Notre Dame's Khalfani Muhammad, middle, wins the boys' 100-meter… (Gary Friedman / Los Angeles…)
Junior Khalfani Muhammad of Sherman Oaks Notre Dame High thrives on having a target on his back as the sprinter you have to beat to be considered the fastest teenager in California.
"Everybody wants to come after me," he said. "I love it. I love the pressure."
On Saturday at the Southern Section track and field championships, Muhammad recovered from a momentary slip at the start of the Division 3 100 meters to win in a wind-aided 10.45 seconds, the fastest time in the state this year. Blake Selig of Oxnard Rio Mesa ran 10.50 to finish second.

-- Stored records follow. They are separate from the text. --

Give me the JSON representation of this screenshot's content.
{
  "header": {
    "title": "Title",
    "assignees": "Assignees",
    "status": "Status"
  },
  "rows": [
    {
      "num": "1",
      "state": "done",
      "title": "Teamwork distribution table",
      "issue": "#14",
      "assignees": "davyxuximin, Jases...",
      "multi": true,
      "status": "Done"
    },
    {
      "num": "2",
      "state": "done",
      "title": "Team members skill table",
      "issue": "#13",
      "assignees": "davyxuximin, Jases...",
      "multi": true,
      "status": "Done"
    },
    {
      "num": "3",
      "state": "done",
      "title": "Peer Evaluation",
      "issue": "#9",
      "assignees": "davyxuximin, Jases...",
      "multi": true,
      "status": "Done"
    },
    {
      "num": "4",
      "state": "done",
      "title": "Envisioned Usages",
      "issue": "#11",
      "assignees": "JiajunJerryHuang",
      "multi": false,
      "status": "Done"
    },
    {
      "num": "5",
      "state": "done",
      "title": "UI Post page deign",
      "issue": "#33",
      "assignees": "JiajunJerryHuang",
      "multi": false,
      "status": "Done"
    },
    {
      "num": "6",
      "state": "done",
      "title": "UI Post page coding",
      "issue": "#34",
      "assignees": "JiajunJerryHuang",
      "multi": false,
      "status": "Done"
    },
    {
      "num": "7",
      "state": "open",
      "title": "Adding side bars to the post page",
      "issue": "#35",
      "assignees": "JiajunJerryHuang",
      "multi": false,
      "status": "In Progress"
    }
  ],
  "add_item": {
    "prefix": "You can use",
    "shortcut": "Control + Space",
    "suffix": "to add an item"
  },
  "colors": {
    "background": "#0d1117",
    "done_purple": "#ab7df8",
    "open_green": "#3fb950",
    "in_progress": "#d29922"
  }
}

"I had to work my butt off to get ahead," Muhammad said.
Thirty years ago, Muhammad's father, Malik, won state sprint titles in Maryland, and the son is on a path to duplicate the feat in California. Muhammad also won the 200 in a state-best 21.10.
"Hopefully, in two weeks, he'll be in peak form," Notre Dame Coach Joe McNab said.

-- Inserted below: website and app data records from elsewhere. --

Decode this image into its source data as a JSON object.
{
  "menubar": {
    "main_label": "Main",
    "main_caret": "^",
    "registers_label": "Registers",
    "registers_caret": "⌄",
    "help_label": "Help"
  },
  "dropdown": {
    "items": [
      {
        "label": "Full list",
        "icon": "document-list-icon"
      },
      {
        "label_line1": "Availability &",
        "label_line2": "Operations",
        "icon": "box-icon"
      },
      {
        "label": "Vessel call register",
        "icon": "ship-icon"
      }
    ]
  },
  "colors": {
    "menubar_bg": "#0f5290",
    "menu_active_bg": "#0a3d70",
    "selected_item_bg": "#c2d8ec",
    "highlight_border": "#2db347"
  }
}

On a cloudless day at Mount San Antonio College, a talented collection of girl athletes took center stage.
Sophomore Ariana Washington of Long Beach Poly won the Division 1 100 in 11.45, the second-fastest time in the nation. She also took the 200 in 23.52. Senior Ashley Curenton of Silverado went 20 feet 4 inches in the long jump, the second-best mark in the nation.
Freshman Kaitlyn Merritt of Santa Margarita, a former gymnast, went 13-3 to win the Division 3 pole vault in the best-ever mark by a freshman girl in the event.

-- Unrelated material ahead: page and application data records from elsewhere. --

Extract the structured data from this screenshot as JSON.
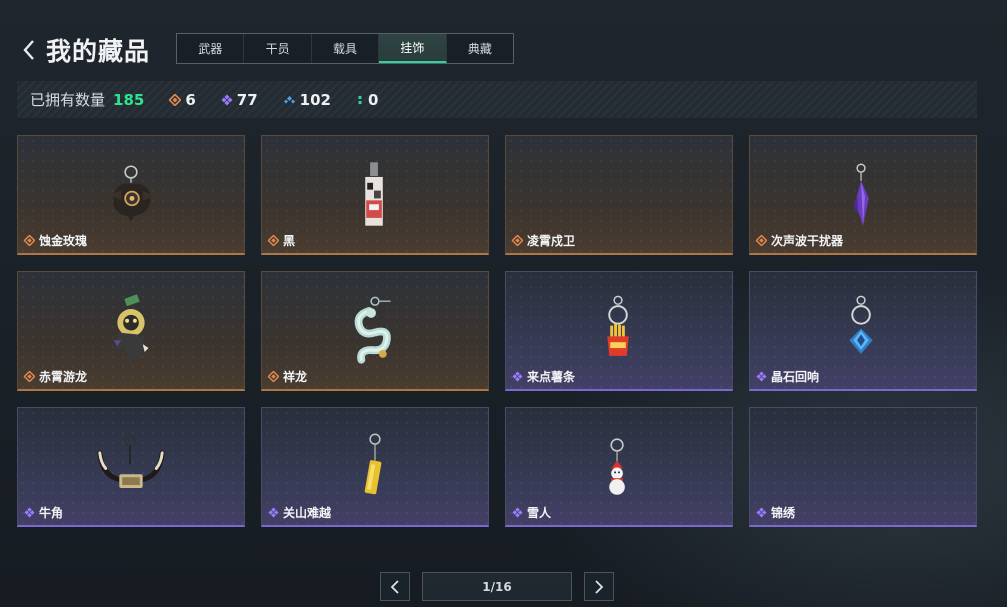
{
  "header": {
    "title": "我的藏品"
  },
  "tabs": [
    {
      "label": "武器",
      "active": false
    },
    {
      "label": "干员",
      "active": false
    },
    {
      "label": "载具",
      "active": false
    },
    {
      "label": "挂饰",
      "active": true
    },
    {
      "label": "典藏",
      "active": false
    }
  ],
  "stats": {
    "owned_label": "已拥有数量",
    "owned_count": "185",
    "orange_count": "6",
    "purple_count": "77",
    "blue_count": "102",
    "green_count": "0"
  },
  "colors": {
    "accent_green": "#2ee58f",
    "rarity_orange": "#e0874a",
    "rarity_purple": "#9b7bff",
    "rarity_blue": "#4f9fe6"
  },
  "items": [
    {
      "name": "蚀金玫瑰",
      "rarity": "orange",
      "icon": "black-rose-charm-icon"
    },
    {
      "name": "黑",
      "rarity": "orange",
      "icon": "card-tag-charm-icon"
    },
    {
      "name": "凌霄戍卫",
      "rarity": "orange",
      "icon": "empty-charm-icon"
    },
    {
      "name": "次声波干扰器",
      "rarity": "orange",
      "icon": "purple-crystal-charm-icon"
    },
    {
      "name": "赤霄游龙",
      "rarity": "orange",
      "icon": "gold-dragon-charm-icon"
    },
    {
      "name": "祥龙",
      "rarity": "orange",
      "icon": "jade-dragon-charm-icon"
    },
    {
      "name": "来点薯条",
      "rarity": "purple",
      "icon": "fries-charm-icon"
    },
    {
      "name": "晶石回响",
      "rarity": "purple",
      "icon": "blue-gem-charm-icon"
    },
    {
      "name": "牛角",
      "rarity": "purple",
      "icon": "bull-horn-charm-icon"
    },
    {
      "name": "关山难越",
      "rarity": "purple",
      "icon": "gold-bar-charm-icon"
    },
    {
      "name": "雪人",
      "rarity": "purple",
      "icon": "snowman-charm-icon"
    },
    {
      "name": "锦绣",
      "rarity": "purple",
      "icon": "empty-charm-icon"
    }
  ],
  "pagination": {
    "label": "1/16"
  }
}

Senior Amy Weissenbach of Studio City Harvard-Westlake set a Division 3 record in the 800 with a time of 2:07.38. Jordie Munford of Rancho Cucamonga ran a nation-leading 41.37 in the Division 1 300 hurdles.
It was in this meet several years ago when the signs of Gardena Serra's pending dominance in football become apparent with the likes of Robert Woods in the hurdles, George Farmer in the sprints and Marqise Lee in the jumps.
Now sophomore Adoree Jackson, a 5-foot-10 cornerback who moved to the area from Illinois last fall, is creating excitement. He has leaped 24-10 in the long jump, and Saturday, he won the Division 4 long jump at 23-71/2.
"Adoree has the potential, by the time he leaves high school, to set the national record at 26-7," Serra jumps coach Russell Biggs said. "He's one of those guys who has the complete package. He has so much explosiveness."
Two division records were set in the 400 relays. Serra's girls' team set the Division 4 record at 45.80 and the Rio Mesa boys' team won in a Division 3 record time of 41.05.
The best nine marks in running events qualified for Friday's Masters Meet at Cerritos College, with the best 12 moving on in field events and distance races.